Grand Rapids Michigan Museums
If you need a break from reality, culture and don't feel like driving to the Grand Rapids Museum of Art or the University of Michigan Art Museum, the Grand Rapids Art Museum will satisfy your needs for art and culture. The vast 158-hectare campus is just 6 km from the city centre and combines botanical gardens and art into an experience that could take up to eight hours to fully explore. The gently sloping hills and picturesque views of the city skyline make it the perfect place to relax, take in the view of the water and the skyline or enjoy one of the many events taking place here. With a collection of more than 1,000 artworks, sculptures, ceramics and other artworks from around the world, it occupies the second largest museum space in the United States behind the Smithsonian Institution in New York.
Artifacts, photos, historical dioramas and videos tell the story and unique stories of the Muskegon region. Take a 2-mile walk through the city centre and share your experiences with visitors from around the world, as well as local residents and museum visitors. We are about to embark on our second annual tour of the Grand Rapids Art Museum, which will share our visit with you in the form of a guided tour of the museum's galleries and galleries.
This is a free detour - a tour that highlights various aspects of the collection, including abstract art, portraits, furniture and design. This award-winning piece is one of several works from the Grand Rapids Art Museum in downtown that are also on display at the Museum of Contemporary Art and Art Gallery of Michigan (MCA). These include paintings, drawings, sculptures, prints and other works of art from around the world, as well as photos and videos.
The Museum for Ever Curious Children also offers various programs, including activities for children from 3 to 5 years old and activities and challenges for adults. Twice a week, the museum also hosts special events, such as the Grand Rapids Natural History Museum's annual "Curious Kids Day."
Like so many other museums, the public museum offers virtual opportunities to maintain contact with the community through virtual opportunities. The museum also offers a virtual tour of the museum for people who want to view the exhibits, as well as the Museum of Natural History and the Grand Rapids Public Library.

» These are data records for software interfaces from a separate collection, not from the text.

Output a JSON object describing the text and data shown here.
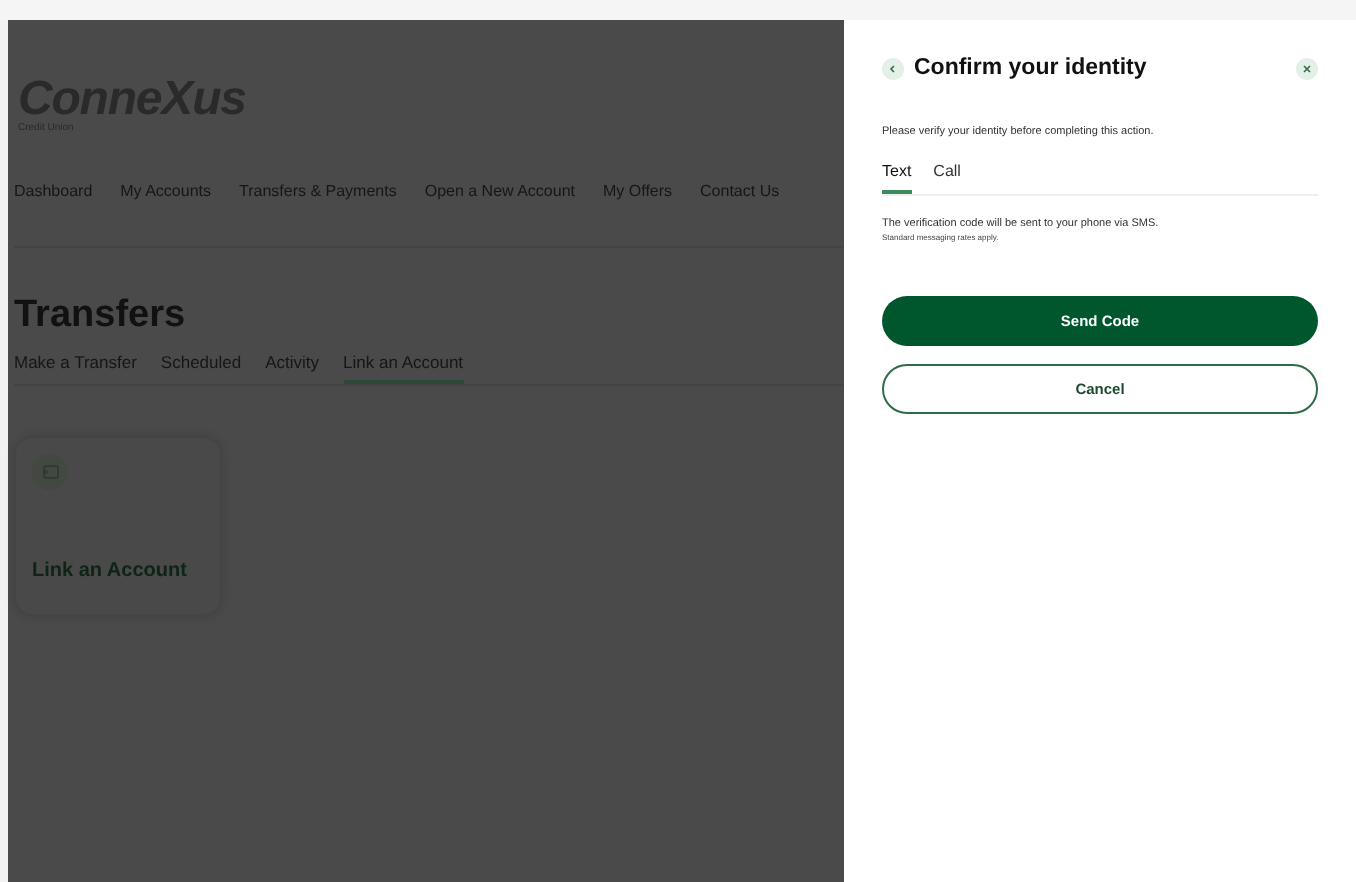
{
  "logo": {
    "name": "ConneXus",
    "subtitle": "Credit Union"
  },
  "nav": [
    {
      "label": "Dashboard"
    },
    {
      "label": "My Accounts"
    },
    {
      "label": "Transfers & Payments"
    },
    {
      "label": "Open a New Account"
    },
    {
      "label": "My Offers"
    },
    {
      "label": "Contact Us"
    }
  ],
  "page_title": "Transfers",
  "tabs": [
    {
      "label": "Make a Transfer",
      "selected": false
    },
    {
      "label": "Scheduled",
      "selected": false
    },
    {
      "label": "Activity",
      "selected": false
    },
    {
      "label": "Link an Account",
      "selected": true
    }
  ],
  "card": {
    "title": "Link an Account"
  },
  "dialog": {
    "title": "Confirm your identity",
    "intro": "Please verify your identity before completing this action.",
    "tabs": [
      {
        "label": "Text",
        "selected": true
      },
      {
        "label": "Call",
        "selected": false
      }
    ],
    "message": "The verification code will be sent to your phone via SMS.",
    "note": "Standard messaging rates apply.",
    "buttons": [
      {
        "label": "Send Code",
        "kind": "primary"
      },
      {
        "label": "Cancel",
        "kind": "secondary"
      }
    ]
  }
}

In March, the Musketeer Museum began offering a virtual tour of the school, which it intends to continue into the fall, as well as a series of events.
The main museum is free for Muskegon County residents, and children under 2 are free, but signs tell parents to stay with their children. The museum is, however, well laid out, with a relatively controlled entrance and exit, and easy access to the museum itself.

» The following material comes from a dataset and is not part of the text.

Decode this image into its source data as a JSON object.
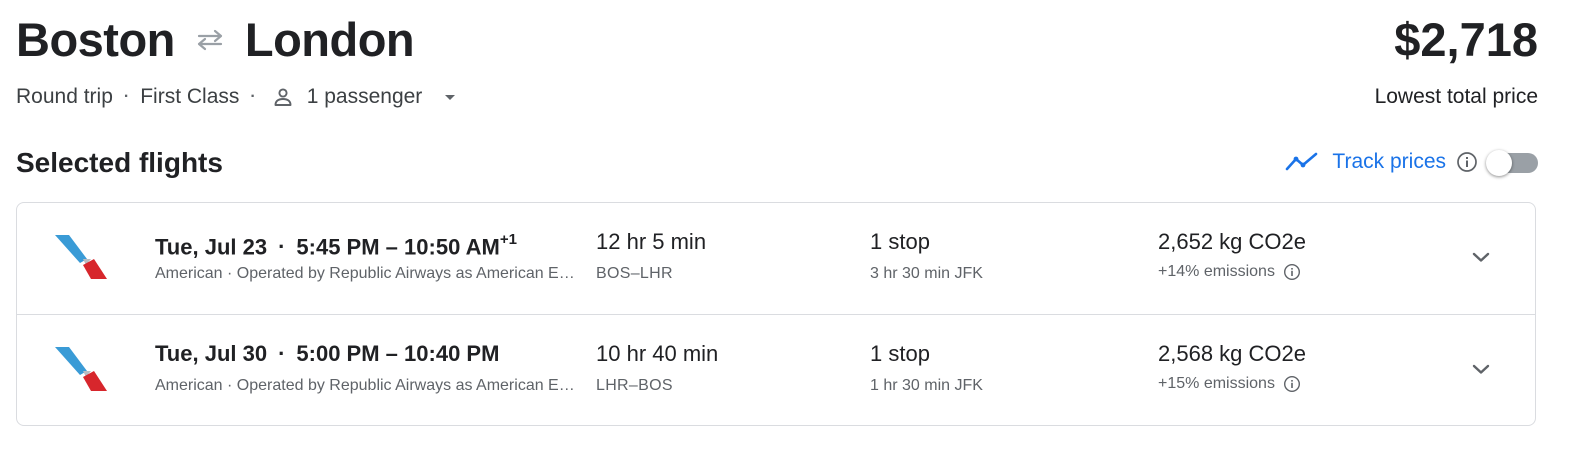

The Grand Rapids Art Museum's design emphasizes the importance of connecting people and incorporating the inner Joumey into art. The use of natural light in the building was planned from the very beginning, as it was the first art museum in the USA to be designed with the goal of LEED certification. Most public areas of the museum have natural light, and galleries and rooms receive light from skylights at the top, while large windows also connect art to the surrounding urban life.
To truly appreciate the city, you have to explore it, and there is no better place to visit than Ah Nab Awen Park, whose name translates to "resting place" and was once an Indian village. The river is nestled in the heart of Grand Rapids, which connects everything from the riverbank to downtown and Grand River Park.
On the west side is the Grand Rapids Museum of Natural History, one of the oldest museums in the United States. In addition to the historic houses, the museum offers changing historical exhibitions and a collection of artefacts from the rich history of the city.
The museum's collection was upgraded when it was moved to its current location in the Grand Rapids Natural History Museum about 10 years ago. The museum has a collection of more than 1.5 million exhibits from around the world, including over 100,000 specimens of animals, birds, plants, reptiles, insects and plants.
The Michigan History Museum offers permanent and changing exhibits that tell the story of Michigan's past. While museums are struggling with the gloomy forecast, there are more than 600 in the state of Michigan, said Chris Kocienski, executive director of the Michigan Museums Association. The public museum reopened on July 6 and is pursuing its annual budget of about $1.5 million for the next fiscal year, he said.
The 46,000-square-foot museum, which has been open since 2012, was designed by Pritzker Prize-winning artist Frank Gehry. The design underscores the museum's mission to be a civic icon for the city and to meet people's need for their own experience with art, he said. There are three main galleries: one with a focus on science and practice - learning, one with a focus on play and one with a focus on art and culture.